Write out each line from the data below that includes the word "color".

(Data records)

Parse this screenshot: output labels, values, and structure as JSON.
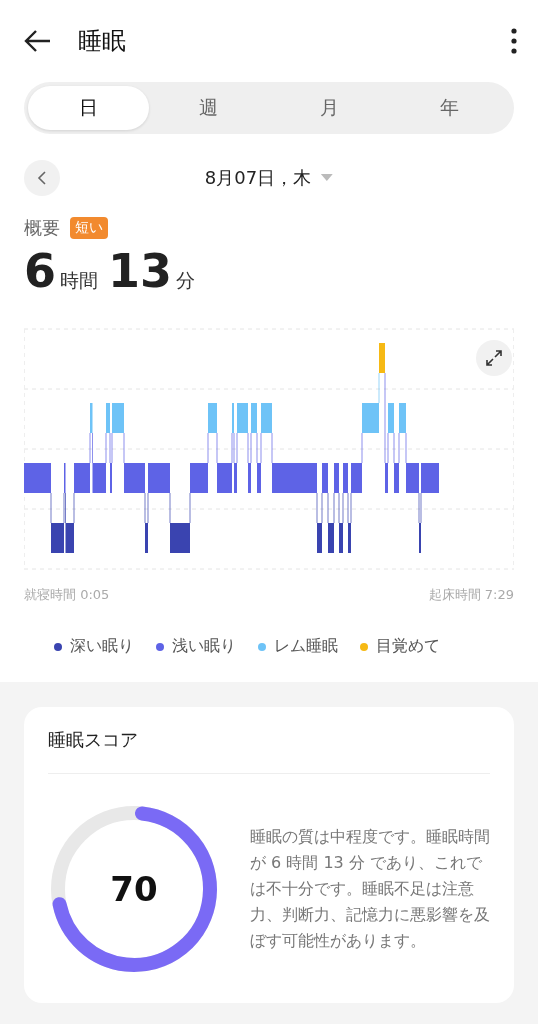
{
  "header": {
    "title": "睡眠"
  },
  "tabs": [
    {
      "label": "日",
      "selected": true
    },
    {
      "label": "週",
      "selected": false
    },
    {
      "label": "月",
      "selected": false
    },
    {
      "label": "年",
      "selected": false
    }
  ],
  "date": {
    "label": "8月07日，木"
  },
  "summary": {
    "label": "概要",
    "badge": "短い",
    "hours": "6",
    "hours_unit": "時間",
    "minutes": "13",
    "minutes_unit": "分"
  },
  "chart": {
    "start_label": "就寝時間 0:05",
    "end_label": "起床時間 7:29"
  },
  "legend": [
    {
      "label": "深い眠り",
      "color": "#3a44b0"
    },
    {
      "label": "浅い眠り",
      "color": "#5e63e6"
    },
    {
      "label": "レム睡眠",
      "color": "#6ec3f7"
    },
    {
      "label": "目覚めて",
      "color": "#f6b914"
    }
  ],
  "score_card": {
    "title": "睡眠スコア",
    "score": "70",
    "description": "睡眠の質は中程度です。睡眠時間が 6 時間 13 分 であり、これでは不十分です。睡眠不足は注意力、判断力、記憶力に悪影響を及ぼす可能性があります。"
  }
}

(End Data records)

[Result of this task]:
      "color": "#3a44b0"
      "color": "#5e63e6"
      "color": "#6ec3f7"
      "color": "#f6b914"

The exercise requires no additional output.